## What this task involves
Each entry that follows should be retyped in full and exactly.

+-------+

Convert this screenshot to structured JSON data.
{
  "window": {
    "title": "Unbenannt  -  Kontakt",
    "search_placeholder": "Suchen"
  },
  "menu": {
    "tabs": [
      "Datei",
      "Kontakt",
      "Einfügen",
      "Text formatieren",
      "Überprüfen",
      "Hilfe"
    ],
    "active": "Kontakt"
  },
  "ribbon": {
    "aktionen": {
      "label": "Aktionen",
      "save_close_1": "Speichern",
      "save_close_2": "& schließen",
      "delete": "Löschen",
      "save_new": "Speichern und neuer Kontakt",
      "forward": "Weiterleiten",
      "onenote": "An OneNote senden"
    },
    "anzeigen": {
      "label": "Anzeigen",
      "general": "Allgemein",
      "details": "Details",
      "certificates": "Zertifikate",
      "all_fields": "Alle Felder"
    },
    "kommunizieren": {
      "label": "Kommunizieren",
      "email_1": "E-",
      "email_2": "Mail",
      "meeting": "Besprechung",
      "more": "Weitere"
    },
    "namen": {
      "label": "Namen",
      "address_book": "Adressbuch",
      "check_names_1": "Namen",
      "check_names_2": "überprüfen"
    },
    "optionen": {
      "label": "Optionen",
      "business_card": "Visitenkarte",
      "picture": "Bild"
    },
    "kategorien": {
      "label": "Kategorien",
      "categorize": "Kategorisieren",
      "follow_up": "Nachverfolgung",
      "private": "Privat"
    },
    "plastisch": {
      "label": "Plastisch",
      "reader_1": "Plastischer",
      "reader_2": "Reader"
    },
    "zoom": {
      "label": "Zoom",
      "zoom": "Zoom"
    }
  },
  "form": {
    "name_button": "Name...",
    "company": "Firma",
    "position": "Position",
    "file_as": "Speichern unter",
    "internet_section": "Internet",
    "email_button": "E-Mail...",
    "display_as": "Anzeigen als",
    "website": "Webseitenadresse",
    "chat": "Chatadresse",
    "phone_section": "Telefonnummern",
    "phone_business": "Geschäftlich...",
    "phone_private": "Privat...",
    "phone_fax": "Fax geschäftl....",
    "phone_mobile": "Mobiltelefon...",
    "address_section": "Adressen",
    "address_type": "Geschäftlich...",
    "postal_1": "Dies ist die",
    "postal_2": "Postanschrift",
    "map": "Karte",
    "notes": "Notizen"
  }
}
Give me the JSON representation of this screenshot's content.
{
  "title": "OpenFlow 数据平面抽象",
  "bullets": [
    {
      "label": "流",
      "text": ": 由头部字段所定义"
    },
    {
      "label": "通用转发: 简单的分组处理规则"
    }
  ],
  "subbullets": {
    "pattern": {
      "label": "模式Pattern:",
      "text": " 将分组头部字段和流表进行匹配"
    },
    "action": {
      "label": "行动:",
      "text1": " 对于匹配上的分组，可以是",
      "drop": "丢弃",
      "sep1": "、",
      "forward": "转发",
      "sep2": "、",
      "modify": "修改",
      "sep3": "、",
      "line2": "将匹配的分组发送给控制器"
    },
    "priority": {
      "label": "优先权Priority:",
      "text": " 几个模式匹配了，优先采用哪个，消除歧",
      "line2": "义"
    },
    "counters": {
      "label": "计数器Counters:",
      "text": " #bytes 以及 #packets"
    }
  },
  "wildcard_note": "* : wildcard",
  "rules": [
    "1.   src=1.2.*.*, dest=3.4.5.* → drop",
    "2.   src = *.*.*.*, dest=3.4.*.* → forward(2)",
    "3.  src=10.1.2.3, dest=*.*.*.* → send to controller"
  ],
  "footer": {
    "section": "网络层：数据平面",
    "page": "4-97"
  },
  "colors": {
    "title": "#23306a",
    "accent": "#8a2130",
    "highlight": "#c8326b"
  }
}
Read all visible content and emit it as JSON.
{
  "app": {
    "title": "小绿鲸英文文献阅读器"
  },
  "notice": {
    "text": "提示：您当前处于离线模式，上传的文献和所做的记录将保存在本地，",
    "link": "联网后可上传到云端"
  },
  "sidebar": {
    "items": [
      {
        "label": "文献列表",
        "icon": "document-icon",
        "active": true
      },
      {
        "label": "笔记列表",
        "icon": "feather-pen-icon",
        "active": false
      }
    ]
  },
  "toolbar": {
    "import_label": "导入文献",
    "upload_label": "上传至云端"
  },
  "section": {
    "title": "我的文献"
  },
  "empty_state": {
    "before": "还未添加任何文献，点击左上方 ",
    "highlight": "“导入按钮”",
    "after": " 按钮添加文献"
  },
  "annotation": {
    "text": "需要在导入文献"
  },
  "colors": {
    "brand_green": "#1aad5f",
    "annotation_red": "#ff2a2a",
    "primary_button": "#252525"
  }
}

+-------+

## Task answer
Convert this screenshot to structured JSON data.
{
  "window": {
    "title": "Unbenannt  -  Kontakt",
    "search_placeholder": "Suchen"
  },
  "menu": {
    "tabs": [
      "Datei",
      "Kontakt",
      "Einfügen",
      "Text formatieren",
      "Überprüfen",
      "Hilfe"
    ],
    "active": "Kontakt"
  },
  "ribbon": {
    "aktionen": {
      "label": "Aktionen",
      "save_close_1": "Speichern",
      "save_close_2": "& schließen",
      "delete": "Löschen",
      "save_new": "Speichern und neuer Kontakt",
      "forward": "Weiterleiten",
      "onenote": "An OneNote senden"
    },
    "anzeigen": {
      "label": "Anzeigen",
      "general": "Allgemein",
      "details": "Details",
      "certificates": "Zertifikate",
      "all_fields": "Alle Felder"
    },
    "kommunizieren": {
      "label": "Kommunizieren",
      "email_1": "E-",
      "email_2": "Mail",
      "meeting": "Besprechung",
      "more": "Weitere"
    },
    "namen": {
      "label": "Namen",
      "address_book": "Adressbuch",
      "check_names_1": "Namen",
      "check_names_2": "überprüfen"
    },
    "optionen": {
      "label": "Optionen",
      "business_card": "Visitenkarte",
      "picture": "Bild"
    },
    "kategorien": {
      "label": "Kategorien",
      "categorize": "Kategorisieren",
      "follow_up": "Nachverfolgung",
      "private": "Privat"
    },
    "plastisch": {
      "label": "Plastisch",
      "reader_1": "Plastischer",
      "reader_2": "Reader"
    },
    "zoom": {
      "label": "Zoom",
      "zoom": "Zoom"
    }
  },
  "form": {
    "name_button": "Name...",
    "company": "Firma",
    "position": "Position",
    "file_as": "Speichern unter",
    "internet_section": "Internet",
    "email_button": "E-Mail...",
    "display_as": "Anzeigen als",
    "website": "Webseitenadresse",
    "chat": "Chatadresse",
    "phone_section": "Telefonnummern",
    "phone_business": "Geschäftlich...",
    "phone_private": "Privat...",
    "phone_fax": "Fax geschäftl....",
    "phone_mobile": "Mobiltelefon...",
    "address_section": "Adressen",
    "address_type": "Geschäftlich...",
    "postal_1": "Dies ist die",
    "postal_2": "Postanschrift",
    "map": "Karte",
    "notes": "Notizen"
  }
}
Give me the JSON representation of this screenshot's content.
{
  "title": "OpenFlow 数据平面抽象",
  "bullets": [
    {
      "label": "流",
      "text": ": 由头部字段所定义"
    },
    {
      "label": "通用转发: 简单的分组处理规则"
    }
  ],
  "subbullets": {
    "pattern": {
      "label": "模式Pattern:",
      "text": " 将分组头部字段和流表进行匹配"
    },
    "action": {
      "label": "行动:",
      "text1": " 对于匹配上的分组，可以是",
      "drop": "丢弃",
      "sep1": "、",
      "forward": "转发",
      "sep2": "、",
      "modify": "修改",
      "sep3": "、",
      "line2": "将匹配的分组发送给控制器"
    },
    "priority": {
      "label": "优先权Priority:",
      "text": " 几个模式匹配了，优先采用哪个，消除歧",
      "line2": "义"
    },
    "counters": {
      "label": "计数器Counters:",
      "text": " #bytes 以及 #packets"
    }
  },
  "wildcard_note": "* : wildcard",
  "rules": [
    "1.   src=1.2.*.*, dest=3.4.5.* → drop",
    "2.   src = *.*.*.*, dest=3.4.*.* → forward(2)",
    "3.  src=10.1.2.3, dest=*.*.*.* → send to controller"
  ],
  "footer": {
    "section": "网络层：数据平面",
    "page": "4-97"
  },
  "colors": {
    "title": "#23306a",
    "accent": "#8a2130",
    "highlight": "#c8326b"
  }
}
Read all visible content and emit it as JSON.
{
  "app": {
    "title": "小绿鲸英文文献阅读器"
  },
  "notice": {
    "text": "提示：您当前处于离线模式，上传的文献和所做的记录将保存在本地，",
    "link": "联网后可上传到云端"
  },
  "sidebar": {
    "items": [
      {
        "label": "文献列表",
        "icon": "document-icon",
        "active": true
      },
      {
        "label": "笔记列表",
        "icon": "feather-pen-icon",
        "active": false
      }
    ]
  },
  "toolbar": {
    "import_label": "导入文献",
    "upload_label": "上传至云端"
  },
  "section": {
    "title": "我的文献"
  },
  "empty_state": {
    "before": "还未添加任何文献，点击左上方 ",
    "highlight": "“导入按钮”",
    "after": " 按钮添加文献"
  },
  "annotation": {
    "text": "需要在导入文献"
  },
  "colors": {
    "brand_green": "#1aad5f",
    "annotation_red": "#ff2a2a",
    "primary_button": "#252525"
  }
}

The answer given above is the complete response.